6/9/12, 12pm: In his posting Malaysia Still Among The Best World Economies, Bujai expresses concern with our broadband ineffectiveness, one of the reasons affecting Malaysia's overall competitiveness. Bujai may disagree with me on the need to take the fast-paced telco industry out of our slow-mo Information Ministry. Otherwise, we'll forever be doing the catching up.
The Star has more details from the WEF survey, including the fact that Malaysians now trust their politicians more (?) and government policies in terms of transparency has improved markedly, h e r e.
Crime and Competitiveness. Malaysia fell four notches to 25th place in the latest world competitiveness ranking but remains well, well ahead of Zimbabwe, which maintained its 132nd position.

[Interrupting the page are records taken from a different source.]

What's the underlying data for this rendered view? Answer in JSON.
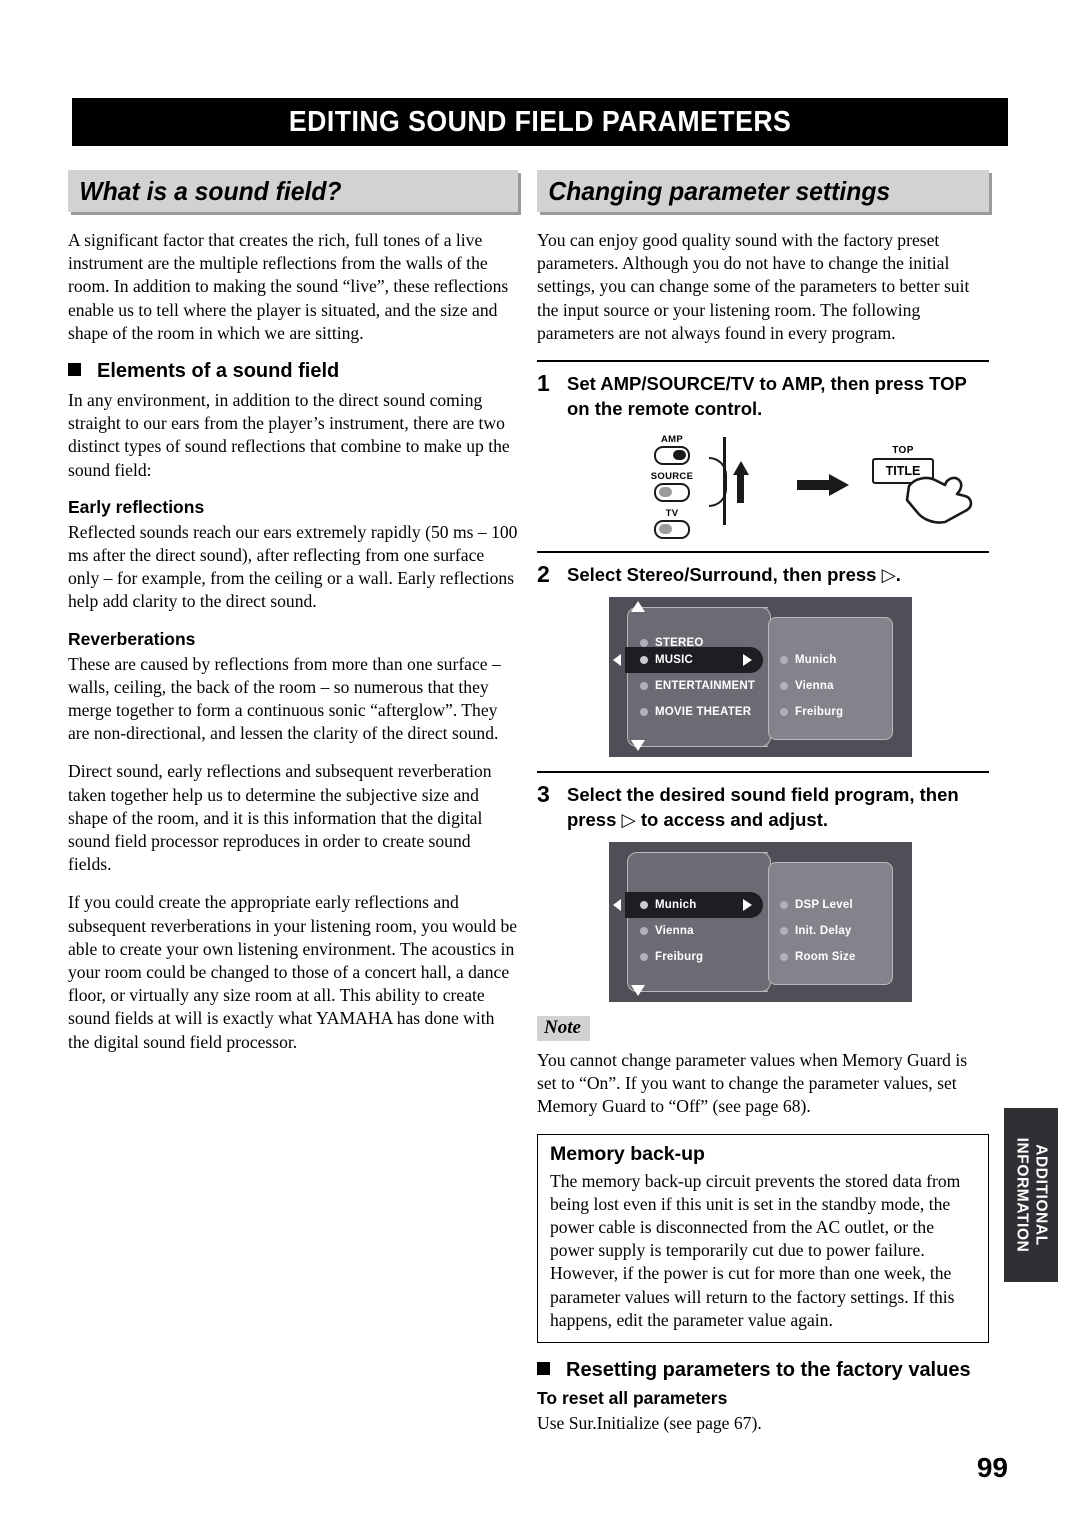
{
  "page": {
    "title": "EDITING SOUND FIELD PARAMETERS",
    "number": "99",
    "side_tab_line1": "ADDITIONAL",
    "side_tab_line2": "INFORMATION"
  },
  "left_column": {
    "banner": "What is a sound field?",
    "intro": "A significant factor that creates the rich, full tones of a live instrument are the multiple reflections from the walls of the room. In addition to making the sound “live”, these reflections enable us to tell where the player is situated, and the size and shape of the room in which we are sitting.",
    "elements_heading": "Elements of a sound field",
    "elements_body": "In any environment, in addition to the direct sound coming straight to our ears from the player’s instrument, there are two distinct types of sound reflections that combine to make up the sound field:",
    "early_heading": "Early reflections",
    "early_body": "Reflected sounds reach our ears extremely rapidly (50 ms – 100 ms after the direct sound), after reflecting from one surface only – for example, from the ceiling or a wall. Early reflections help add clarity to the direct sound.",
    "reverb_heading": "Reverberations",
    "reverb_body": "These are caused by reflections from more than one surface – walls, ceiling, the back of the room – so numerous that they merge together to form a continuous sonic “afterglow”. They are non-directional, and lessen the clarity of the direct sound.",
    "para3": "Direct sound, early reflections and subsequent reverberation taken together help us to determine the subjective size and shape of the room, and it is this information that the digital sound field processor reproduces in order to create sound fields.",
    "para4": "If you could create the appropriate early reflections and subsequent reverberations in your listening room, you would be able to create your own listening environment. The acoustics in your room could be changed to those of a concert hall, a dance floor, or virtually any size room at all. This ability to create sound fields at will is exactly what YAMAHA has done with the digital sound field processor."
  },
  "right_column": {
    "banner": "Changing parameter settings",
    "intro": "You can enjoy good quality sound with the factory preset parameters. Although you do not have to change the initial settings, you can change some of the parameters to better suit the input source or your listening room. The following parameters are not always found in every program.",
    "steps": [
      {
        "number": "1",
        "text": "Set AMP/SOURCE/TV to AMP, then press TOP on the remote control."
      },
      {
        "number": "2",
        "text": "Select Stereo/Surround, then press ▷."
      },
      {
        "number": "3",
        "text": "Select the desired sound field program, then press ▷ to access and adjust."
      }
    ],
    "remote_figure": {
      "selector_labels": [
        "AMP",
        "SOURCE",
        "TV"
      ],
      "selected": "AMP",
      "top_label": "TOP",
      "key_label": "TITLE"
    },
    "osd_step2": {
      "left_items": [
        "STEREO",
        "MUSIC",
        "ENTERTAINMENT",
        "MOVIE THEATER"
      ],
      "left_selected": "MUSIC",
      "right_items": [
        "Munich",
        "Vienna",
        "Freiburg"
      ],
      "has_up_arrow": true,
      "has_down_arrow": true
    },
    "osd_step3": {
      "left_items": [
        "Munich",
        "Vienna",
        "Freiburg"
      ],
      "left_selected": "Munich",
      "right_items": [
        "DSP Level",
        "Init. Delay",
        "Room Size"
      ],
      "has_up_arrow": false,
      "has_down_arrow": true
    },
    "note": {
      "tag": "Note",
      "body": "You cannot change parameter values when Memory Guard is set to “On”. If you want to change the parameter values, set Memory Guard to “Off” (see page 68)."
    },
    "memory_backup": {
      "heading": "Memory back-up",
      "body": "The memory back-up circuit prevents the stored data from being lost even if this unit is set in the standby mode, the power cable is disconnected from the AC outlet, or the power supply is temporarily cut due to power failure. However, if the power is cut for more than one week, the parameter values will return to the factory settings. If this happens, edit the parameter value again."
    },
    "resetting": {
      "heading": "Resetting parameters to the factory values",
      "sub_heading": "To reset all parameters",
      "body": "Use Sur.Initialize (see page 67)."
    }
  }
}
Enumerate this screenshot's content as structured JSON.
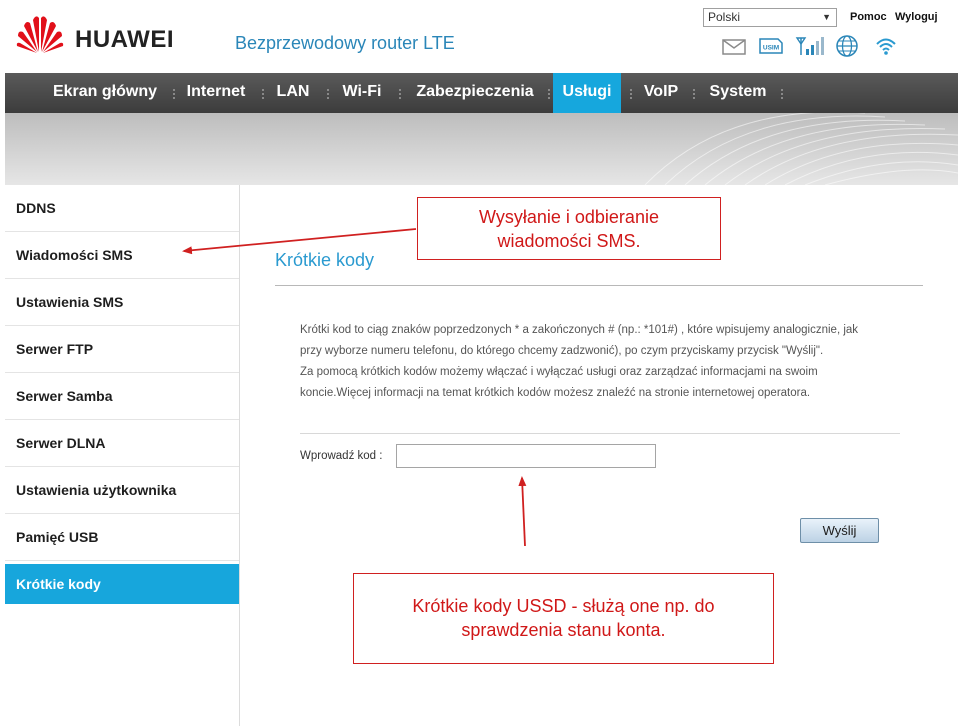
{
  "header": {
    "brand": "HUAWEI",
    "product_name": "Bezprzewodowy router LTE",
    "language": {
      "selected": "Polski"
    },
    "help_label": "Pomoc",
    "logout_label": "Wyloguj",
    "status_icons": [
      "mail-icon",
      "usim-icon",
      "signal-strength-icon",
      "internet-globe-icon",
      "wifi-icon"
    ],
    "usim_label": "USIM"
  },
  "nav": {
    "items": [
      {
        "label": "Ekran główny"
      },
      {
        "label": "Internet"
      },
      {
        "label": "LAN"
      },
      {
        "label": "Wi-Fi"
      },
      {
        "label": "Zabezpieczenia"
      },
      {
        "label": "Usługi",
        "active": true
      },
      {
        "label": "VoIP"
      },
      {
        "label": "System"
      }
    ]
  },
  "sidebar": {
    "items": [
      {
        "label": "DDNS"
      },
      {
        "label": "Wiadomości SMS"
      },
      {
        "label": "Ustawienia SMS"
      },
      {
        "label": "Serwer FTP"
      },
      {
        "label": "Serwer Samba"
      },
      {
        "label": "Serwer DLNA"
      },
      {
        "label": "Ustawienia użytkownika"
      },
      {
        "label": "Pamięć USB"
      },
      {
        "label": "Krótkie kody",
        "active": true
      }
    ]
  },
  "main": {
    "title": "Krótkie kody",
    "description": {
      "line1": "Krótki kod to ciąg znaków poprzedzonych * a zakończonych # (np.: *101#) , które wpisujemy analogicznie, jak",
      "line2": "przy wyborze numeru telefonu, do którego chcemy zadzwonić), po czym przyciskamy przycisk \"Wyślij\".",
      "line3": "Za pomocą krótkich kodów możemy włączać i wyłączać usługi oraz zarządzać informacjami na swoim",
      "line4": "koncie.Więcej informacji na temat krótkich kodów możesz znaleźć na stronie internetowej operatora."
    },
    "code_label": "Wprowadź kod :",
    "code_value": "",
    "send_label": "Wyślij"
  },
  "annotations": {
    "sms_callout": {
      "line1": "Wysyłanie i odbieranie",
      "line2": "wiadomości SMS."
    },
    "ussd_callout": {
      "line1": "Krótkie kody USSD - służą one np. do",
      "line2": "sprawdzenia stanu konta."
    }
  },
  "colors": {
    "accent": "#16a7dd",
    "nav_background": "#484848",
    "annotation_red": "#d02020",
    "title_blue": "#2a9ad0"
  }
}
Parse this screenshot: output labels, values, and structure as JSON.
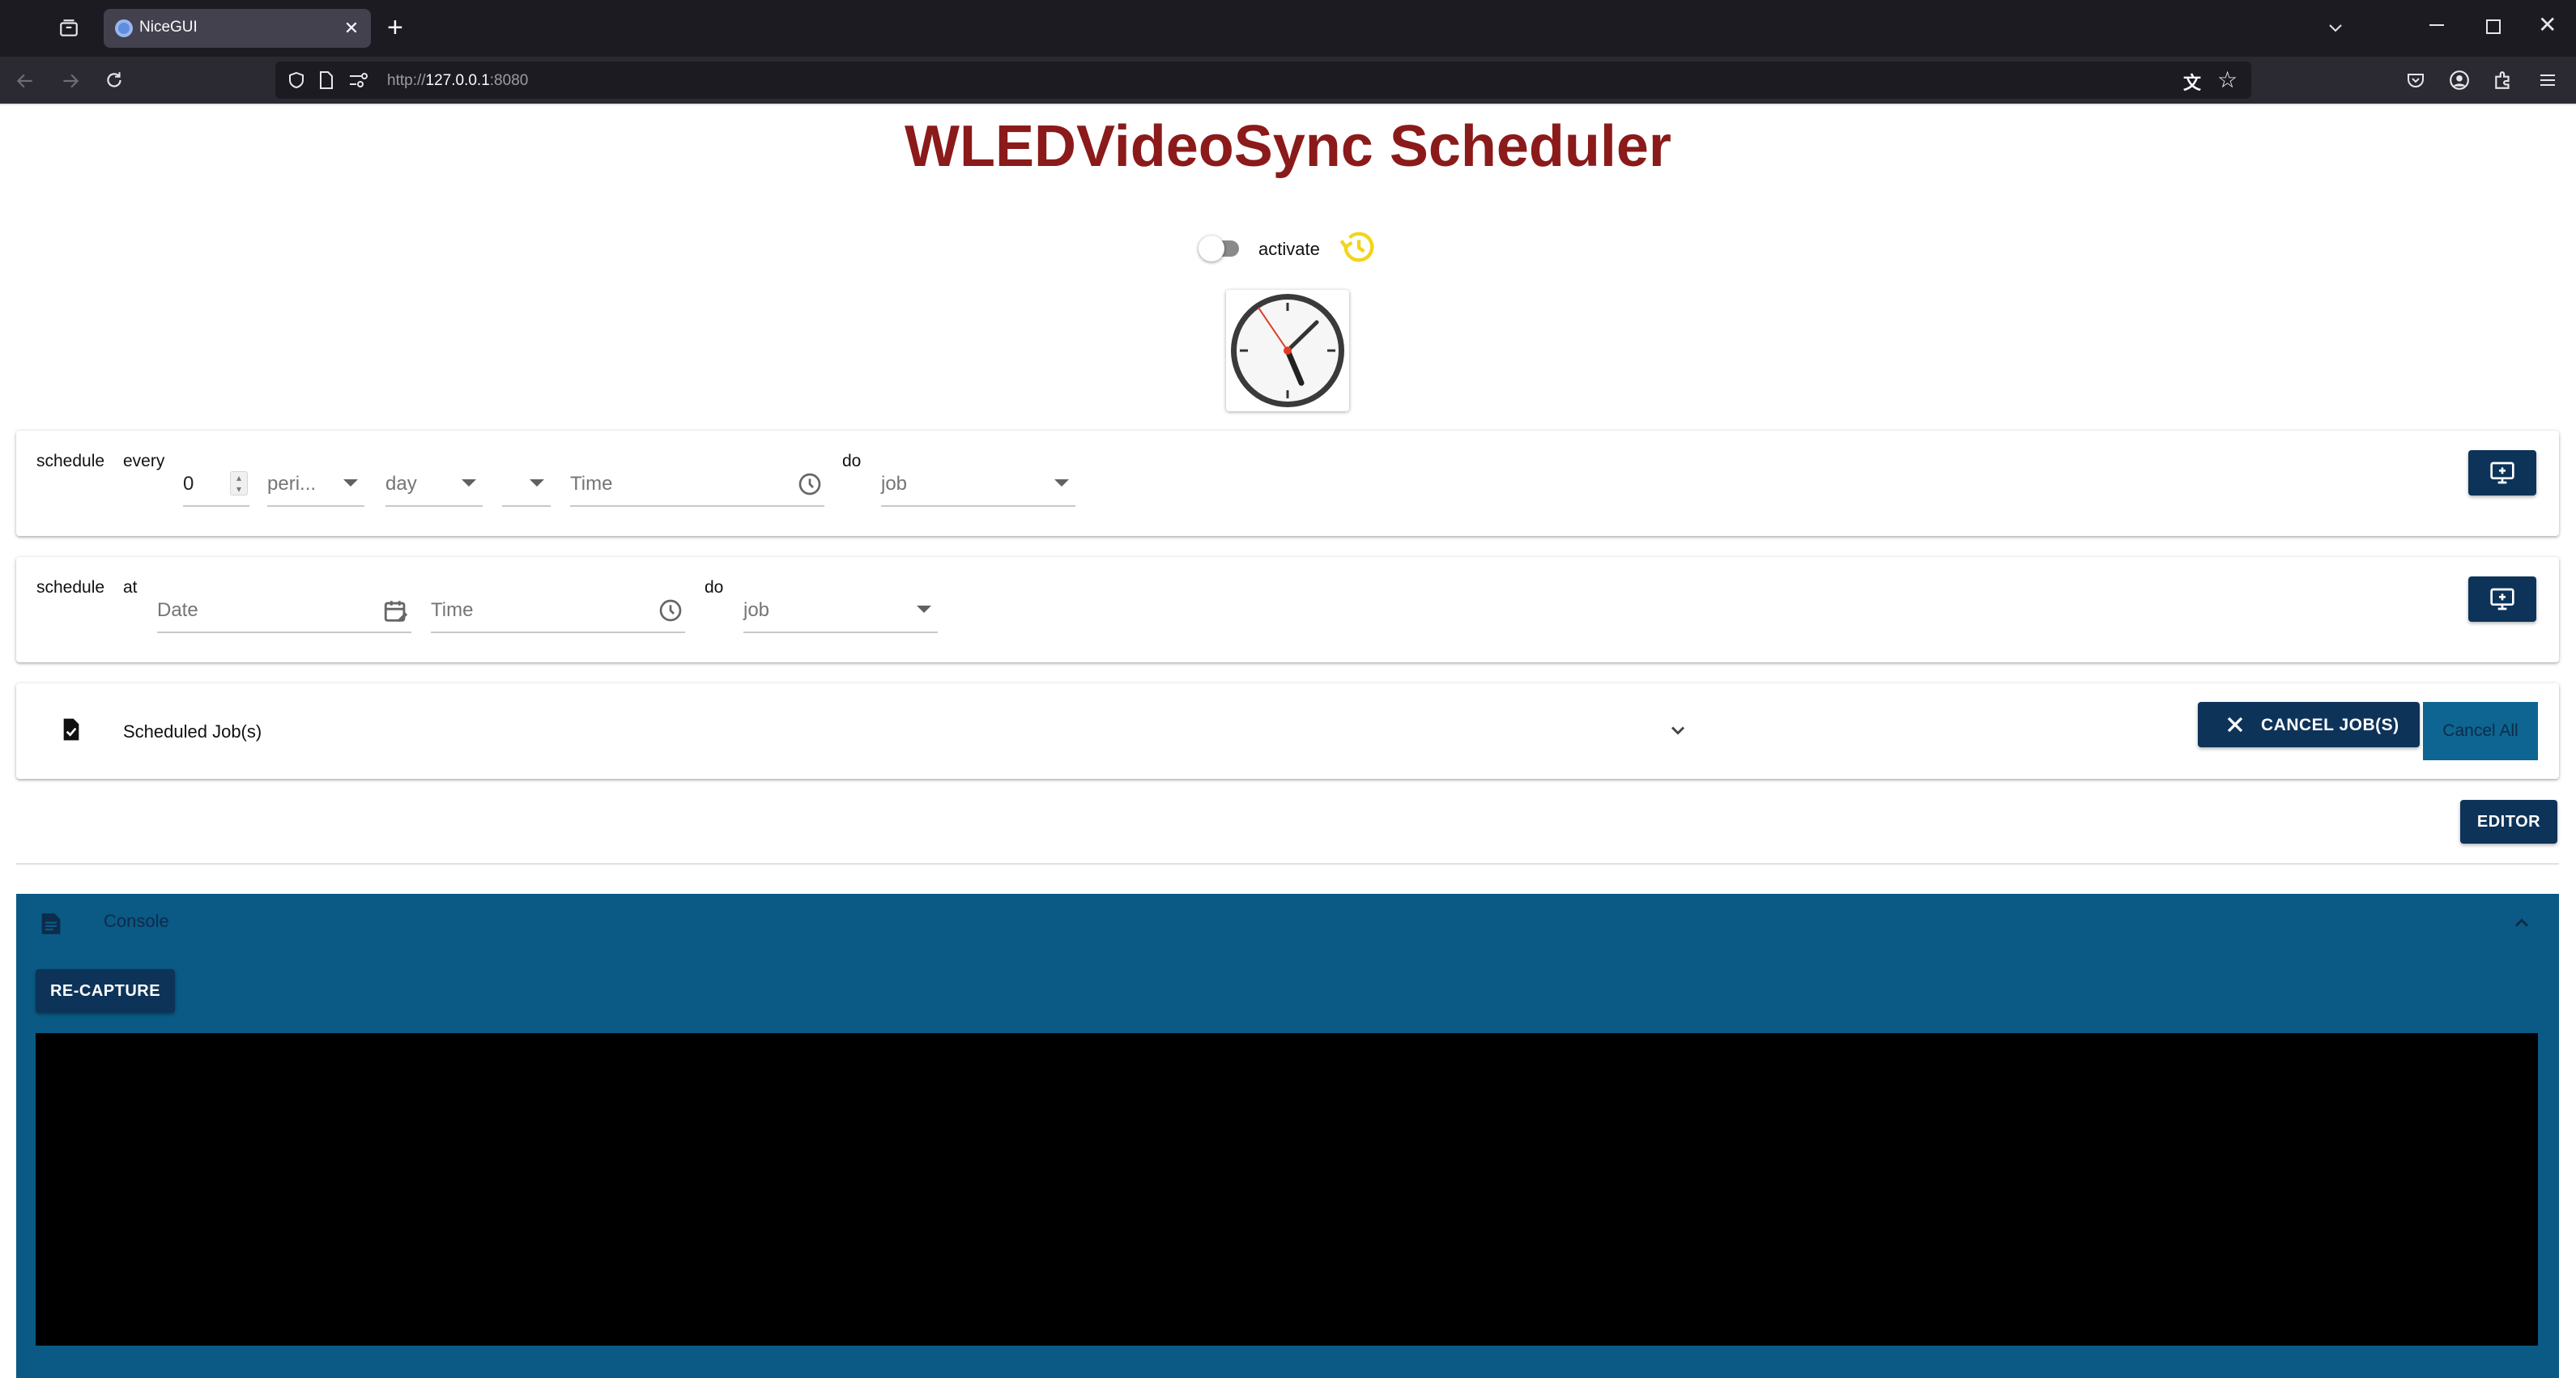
{
  "browser": {
    "tab_title": "NiceGUI",
    "url_prefix": "http://",
    "url_host": "127.0.0.1",
    "url_port": ":8080"
  },
  "page": {
    "title": "WLEDVideoSync Scheduler",
    "activate_label": "activate",
    "activate_on": false
  },
  "schedule_every": {
    "label_schedule": "schedule",
    "label_every": "every",
    "count_value": "0",
    "period_placeholder": "peri...",
    "unit_value": "day",
    "time_placeholder": "Time",
    "label_do": "do",
    "job_placeholder": "job"
  },
  "schedule_at": {
    "label_schedule": "schedule",
    "label_at": "at",
    "date_placeholder": "Date",
    "time_placeholder": "Time",
    "label_do": "do",
    "job_placeholder": "job"
  },
  "jobs": {
    "title": "Scheduled Job(s)",
    "cancel_jobs_label": "CANCEL JOB(S)",
    "cancel_all_label": "Cancel All"
  },
  "editor": {
    "label": "EDITOR"
  },
  "console": {
    "title": "Console",
    "recapture_label": "RE-CAPTURE"
  },
  "colors": {
    "title": "#8b1a1a",
    "button": "#0d3359",
    "console_bg": "#0a5a85",
    "history_icon": "#f2d41c"
  }
}
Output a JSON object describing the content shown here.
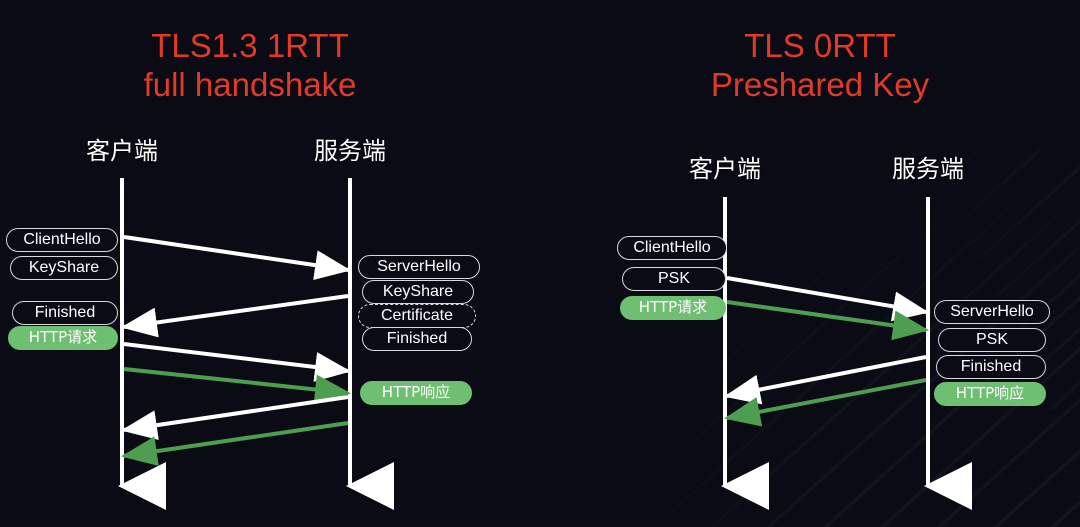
{
  "page": {
    "background_color": "#0b0b16",
    "title_color": "#e03b28",
    "line_color": "#ffffff",
    "green_color": "#6fbf73"
  },
  "diagrams": [
    {
      "id": "tls13-1rtt-full-handshake",
      "title": "TLS1.3 1RTT\nfull handshake",
      "actors": {
        "client": "客户端",
        "server": "服务端"
      },
      "client_messages": [
        {
          "label": "ClientHello",
          "style": "outline"
        },
        {
          "label": "KeyShare",
          "style": "outline"
        },
        {
          "label": "Finished",
          "style": "outline"
        },
        {
          "label": "HTTP请求",
          "style": "green"
        }
      ],
      "server_messages": [
        {
          "label": "ServerHello",
          "style": "outline"
        },
        {
          "label": "KeyShare",
          "style": "outline"
        },
        {
          "label": "Certificate",
          "style": "outline-dashed"
        },
        {
          "label": "Finished",
          "style": "outline"
        },
        {
          "label": "HTTP响应",
          "style": "green"
        }
      ],
      "arrows": [
        {
          "direction": "client-to-server",
          "color": "white"
        },
        {
          "direction": "server-to-client",
          "color": "white"
        },
        {
          "direction": "client-to-server",
          "color": "white"
        },
        {
          "direction": "client-to-server",
          "color": "green"
        },
        {
          "direction": "server-to-client",
          "color": "white"
        },
        {
          "direction": "server-to-client",
          "color": "green"
        }
      ]
    },
    {
      "id": "tls-0rtt-preshared-key",
      "title": "TLS 0RTT\nPreshared Key",
      "actors": {
        "client": "客户端",
        "server": "服务端"
      },
      "client_messages": [
        {
          "label": "ClientHello",
          "style": "outline"
        },
        {
          "label": "PSK",
          "style": "outline"
        },
        {
          "label": "HTTP请求",
          "style": "green"
        }
      ],
      "server_messages": [
        {
          "label": "ServerHello",
          "style": "outline"
        },
        {
          "label": "PSK",
          "style": "outline"
        },
        {
          "label": "Finished",
          "style": "outline"
        },
        {
          "label": "HTTP响应",
          "style": "green"
        }
      ],
      "arrows": [
        {
          "direction": "client-to-server",
          "color": "white"
        },
        {
          "direction": "client-to-server",
          "color": "green"
        },
        {
          "direction": "server-to-client",
          "color": "white"
        },
        {
          "direction": "server-to-client",
          "color": "green"
        }
      ]
    }
  ]
}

Hehe. Sorry bros and sis, could not help it. That was for the benefit of Anwar Ibrahim, Ambiga S and others who are so fond of comparing Malaysia to Zimbabwe. Myanmar, another country they love us to emulate, is not even included in the 144 countries monitored and rated annually by the World Economic Forum.
Back to the Global Competitiveness Report 2012-2013, launched worldwide at 2pm our time minutes ago, Malaysia's overall score dropped slightly to 5.06 points. Last year, Malaysia was 21st most competitive with a score of 5.08
Factors that brought us down include poorer (relatively) international internet bandwidth, lower broadband internet subscriptions per 100 population, and poorer mobile broadband subscriptions. (All these come under the same ministry, which strengthens my case that we should break up the Information Ministry).
Two factors related to crime brought our scores down:
1. Perception on business costs or crime and violence and
2. Perception on organized crime
This is most interesting because crime is not just about your safety and my security, it affects our competitiveness as a nation! So all the reasons we need to equip our police force and the other relevant authorities fighting crime.
The bit of organized crime is so true. Professional hits, gangsters killing gangsters, etc. We have been reading more and more about them in the papers lately. I believe all these are happening because the bad people are less afraid - there is no more Emergency Ordinance (note that a lot of crimes in the past months are related to former EO detainees) and the ISA has been repealed. Even the Seditions Act is no more.
We need a potent preventive act to deter the crooks and restore confidence in business and the people. And help us become more competitive.
I will provide links to the Global Competitiveness Report 2012-2013 once they are out. In the meantime, here's how we fare in the Asia Pacific and Asean: